◆ **ABOUT THIS TASK**:
Print each line below verbatim, skipping every picture.
- Opening Delimiter -
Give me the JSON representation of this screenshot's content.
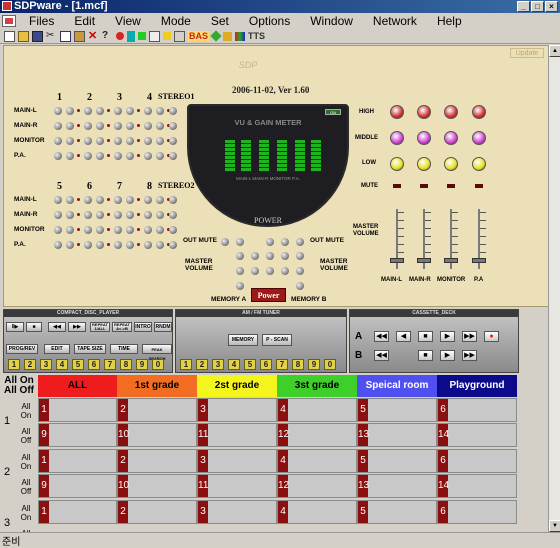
{
  "window": {
    "title": "SDPware - [1.mcf]",
    "min": "_",
    "max": "□",
    "close": "×"
  },
  "menu": [
    "Files",
    "Edit",
    "View",
    "Mode",
    "Set",
    "Options",
    "Window",
    "Network",
    "Help"
  ],
  "toolbar": {
    "bas_label": "BAS",
    "tts_label": "TTS"
  },
  "mixer": {
    "update_label": "Update",
    "logo": "SDP",
    "version": "2006-11-02, Ver 1.60",
    "stereo1": "STEREO1",
    "stereo2": "STEREO2",
    "row_labels": [
      "MAIN-L",
      "MAIN-R",
      "MONITOR",
      "P.A."
    ],
    "group1_channels": [
      "1",
      "2",
      "3",
      "4"
    ],
    "group2_channels": [
      "5",
      "6",
      "7",
      "8"
    ],
    "meter_title": "VU & GAIN METER",
    "meter_on": "ON",
    "meter_bottom": "MAIN-L  MAIN-R  MONITOR  P.A.",
    "meter_power": "POWER",
    "out_mute_left": "OUT MUTE",
    "out_mute_right": "OUT MUTE",
    "master_volume_left": "MASTER VOLUME",
    "master_volume_right": "MASTER VOLUME",
    "memory_a": "MEMORY A",
    "memory_b": "MEMORY B",
    "power_button": "Power",
    "eq_labels": [
      "HIGH",
      "MIDDLE",
      "LOW",
      "MUTE"
    ],
    "master_volume_eq": "MASTER VOLUME",
    "fader_labels": [
      "MAIN-L",
      "MAIN-R",
      "MONITOR",
      "P.A"
    ],
    "colors": {
      "high": "#d03030",
      "middle": "#d040d0",
      "low": "#e8e020"
    }
  },
  "cd": {
    "title": "COMPACT_DISC_PLAYER",
    "buttons_row1": [
      "II▶",
      "■",
      "◀◀",
      "▶▶",
      "REPEAT 1/ALL",
      "REPEAT A<->B",
      "INTRO",
      "RNDM"
    ],
    "buttons_row2": [
      "PROG/REV",
      "EDIT",
      "TAPE SIZE",
      "TIME",
      "PEAK SEARCH"
    ],
    "numbers": [
      "1",
      "2",
      "3",
      "4",
      "5",
      "6",
      "7",
      "8",
      "9",
      "0"
    ]
  },
  "tuner": {
    "title": "AM / FM  TUNER",
    "memory": "MEMORY",
    "pscan": "P - SCAN",
    "numbers": [
      "1",
      "2",
      "3",
      "4",
      "5",
      "6",
      "7",
      "8",
      "9",
      "0"
    ]
  },
  "cassette": {
    "title": "CASSETTE_DECK",
    "deck_a": "A",
    "deck_b": "B",
    "row_a": [
      "◀◀",
      "◀",
      "■",
      "▶",
      "▶▶",
      "●"
    ],
    "row_b": [
      "◀◀",
      "■",
      "▶",
      "▶▶"
    ]
  },
  "zones": {
    "all_on": "All On",
    "all_off": "All Off",
    "headers": [
      {
        "label": "ALL",
        "color": "#ee1c1c",
        "text": "#000"
      },
      {
        "label": "1st grade",
        "color": "#f26d21",
        "text": "#000"
      },
      {
        "label": "2st grade",
        "color": "#f5f51e",
        "text": "#000"
      },
      {
        "label": "3st grade",
        "color": "#3fcf2b",
        "text": "#000"
      },
      {
        "label": "Speical room",
        "color": "#5050f0",
        "text": "#fff"
      },
      {
        "label": "Playground",
        "color": "#0a0a8a",
        "text": "#fff"
      }
    ],
    "rows": [
      {
        "num": "1",
        "on_label": "All On",
        "off_label": "All Off",
        "on_cells": [
          "1",
          "2",
          "3",
          "4",
          "5",
          "6"
        ],
        "off_cells": [
          "9",
          "10",
          "11",
          "12",
          "13",
          "14"
        ]
      },
      {
        "num": "2",
        "on_label": "All On",
        "off_label": "All Off",
        "on_cells": [
          "1",
          "2",
          "3",
          "4",
          "5",
          "6"
        ],
        "off_cells": [
          "9",
          "10",
          "11",
          "12",
          "13",
          "14"
        ]
      },
      {
        "num": "3",
        "on_label": "All On",
        "off_label": "All Off",
        "on_cells": [
          "1",
          "2",
          "3",
          "4",
          "5",
          "6"
        ],
        "off_cells": []
      }
    ]
  },
  "status": {
    "text": "준비"
  }
}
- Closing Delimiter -
◆ **OUTPUT OF THE TASK**:
Give me the JSON representation of this screenshot's content.
{
  "window": {
    "title": "SDPware - [1.mcf]",
    "min": "_",
    "max": "□",
    "close": "×"
  },
  "menu": [
    "Files",
    "Edit",
    "View",
    "Mode",
    "Set",
    "Options",
    "Window",
    "Network",
    "Help"
  ],
  "toolbar": {
    "bas_label": "BAS",
    "tts_label": "TTS"
  },
  "mixer": {
    "update_label": "Update",
    "logo": "SDP",
    "version": "2006-11-02, Ver 1.60",
    "stereo1": "STEREO1",
    "stereo2": "STEREO2",
    "row_labels": [
      "MAIN-L",
      "MAIN-R",
      "MONITOR",
      "P.A."
    ],
    "group1_channels": [
      "1",
      "2",
      "3",
      "4"
    ],
    "group2_channels": [
      "5",
      "6",
      "7",
      "8"
    ],
    "meter_title": "VU & GAIN METER",
    "meter_on": "ON",
    "meter_bottom": "MAIN-L  MAIN-R  MONITOR  P.A.",
    "meter_power": "POWER",
    "out_mute_left": "OUT MUTE",
    "out_mute_right": "OUT MUTE",
    "master_volume_left": "MASTER VOLUME",
    "master_volume_right": "MASTER VOLUME",
    "memory_a": "MEMORY A",
    "memory_b": "MEMORY B",
    "power_button": "Power",
    "eq_labels": [
      "HIGH",
      "MIDDLE",
      "LOW",
      "MUTE"
    ],
    "master_volume_eq": "MASTER VOLUME",
    "fader_labels": [
      "MAIN-L",
      "MAIN-R",
      "MONITOR",
      "P.A"
    ],
    "colors": {
      "high": "#d03030",
      "middle": "#d040d0",
      "low": "#e8e020"
    }
  },
  "cd": {
    "title": "COMPACT_DISC_PLAYER",
    "buttons_row1": [
      "II▶",
      "■",
      "◀◀",
      "▶▶",
      "REPEAT 1/ALL",
      "REPEAT A<->B",
      "INTRO",
      "RNDM"
    ],
    "buttons_row2": [
      "PROG/REV",
      "EDIT",
      "TAPE SIZE",
      "TIME",
      "PEAK SEARCH"
    ],
    "numbers": [
      "1",
      "2",
      "3",
      "4",
      "5",
      "6",
      "7",
      "8",
      "9",
      "0"
    ]
  },
  "tuner": {
    "title": "AM / FM  TUNER",
    "memory": "MEMORY",
    "pscan": "P - SCAN",
    "numbers": [
      "1",
      "2",
      "3",
      "4",
      "5",
      "6",
      "7",
      "8",
      "9",
      "0"
    ]
  },
  "cassette": {
    "title": "CASSETTE_DECK",
    "deck_a": "A",
    "deck_b": "B",
    "row_a": [
      "◀◀",
      "◀",
      "■",
      "▶",
      "▶▶",
      "●"
    ],
    "row_b": [
      "◀◀",
      "■",
      "▶",
      "▶▶"
    ]
  },
  "zones": {
    "all_on": "All On",
    "all_off": "All Off",
    "headers": [
      {
        "label": "ALL",
        "color": "#ee1c1c",
        "text": "#000"
      },
      {
        "label": "1st grade",
        "color": "#f26d21",
        "text": "#000"
      },
      {
        "label": "2st grade",
        "color": "#f5f51e",
        "text": "#000"
      },
      {
        "label": "3st grade",
        "color": "#3fcf2b",
        "text": "#000"
      },
      {
        "label": "Speical room",
        "color": "#5050f0",
        "text": "#fff"
      },
      {
        "label": "Playground",
        "color": "#0a0a8a",
        "text": "#fff"
      }
    ],
    "rows": [
      {
        "num": "1",
        "on_label": "All On",
        "off_label": "All Off",
        "on_cells": [
          "1",
          "2",
          "3",
          "4",
          "5",
          "6"
        ],
        "off_cells": [
          "9",
          "10",
          "11",
          "12",
          "13",
          "14"
        ]
      },
      {
        "num": "2",
        "on_label": "All On",
        "off_label": "All Off",
        "on_cells": [
          "1",
          "2",
          "3",
          "4",
          "5",
          "6"
        ],
        "off_cells": [
          "9",
          "10",
          "11",
          "12",
          "13",
          "14"
        ]
      },
      {
        "num": "3",
        "on_label": "All On",
        "off_label": "All Off",
        "on_cells": [
          "1",
          "2",
          "3",
          "4",
          "5",
          "6"
        ],
        "off_cells": []
      }
    ]
  },
  "status": {
    "text": "준비"
  }
}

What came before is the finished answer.